### TASK GOAL
In the entries below, spot each line with the word "name" and copy it.

### INFORMATION GIVEN
****************

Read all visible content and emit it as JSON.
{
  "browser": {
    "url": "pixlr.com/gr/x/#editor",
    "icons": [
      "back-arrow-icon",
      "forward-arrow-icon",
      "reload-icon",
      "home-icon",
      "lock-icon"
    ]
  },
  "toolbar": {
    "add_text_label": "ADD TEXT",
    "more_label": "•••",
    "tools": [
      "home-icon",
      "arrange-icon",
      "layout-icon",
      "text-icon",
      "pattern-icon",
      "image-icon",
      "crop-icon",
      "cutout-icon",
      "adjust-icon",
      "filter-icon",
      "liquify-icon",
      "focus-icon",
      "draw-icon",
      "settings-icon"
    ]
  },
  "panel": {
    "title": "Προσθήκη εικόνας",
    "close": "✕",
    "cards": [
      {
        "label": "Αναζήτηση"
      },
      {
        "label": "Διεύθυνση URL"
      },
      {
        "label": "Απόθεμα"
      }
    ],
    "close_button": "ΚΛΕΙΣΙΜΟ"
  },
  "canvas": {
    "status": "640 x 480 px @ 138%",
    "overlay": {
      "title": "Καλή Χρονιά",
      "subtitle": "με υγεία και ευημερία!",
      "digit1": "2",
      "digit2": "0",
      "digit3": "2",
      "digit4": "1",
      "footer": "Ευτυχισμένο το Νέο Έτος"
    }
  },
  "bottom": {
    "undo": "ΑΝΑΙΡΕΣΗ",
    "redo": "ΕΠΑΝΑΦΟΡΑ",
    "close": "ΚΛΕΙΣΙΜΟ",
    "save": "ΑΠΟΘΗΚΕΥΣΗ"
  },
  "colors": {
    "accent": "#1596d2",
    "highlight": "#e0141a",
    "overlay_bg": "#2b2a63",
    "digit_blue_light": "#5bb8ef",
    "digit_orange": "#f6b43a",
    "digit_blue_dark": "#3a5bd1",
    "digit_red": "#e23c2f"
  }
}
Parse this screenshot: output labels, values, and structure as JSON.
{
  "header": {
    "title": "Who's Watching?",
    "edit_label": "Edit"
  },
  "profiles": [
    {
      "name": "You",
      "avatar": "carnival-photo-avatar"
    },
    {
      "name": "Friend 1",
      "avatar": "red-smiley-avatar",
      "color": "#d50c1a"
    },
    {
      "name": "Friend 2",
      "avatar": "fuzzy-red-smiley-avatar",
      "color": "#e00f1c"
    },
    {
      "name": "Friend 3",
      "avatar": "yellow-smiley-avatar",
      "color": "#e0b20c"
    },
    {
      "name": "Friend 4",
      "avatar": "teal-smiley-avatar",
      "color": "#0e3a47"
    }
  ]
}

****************

### OUTPUT OF THE TASK
      "name": "You",
      "name": "Friend 1",
      "name": "Friend 2",
      "name": "Friend 3",
      "name": "Friend 4",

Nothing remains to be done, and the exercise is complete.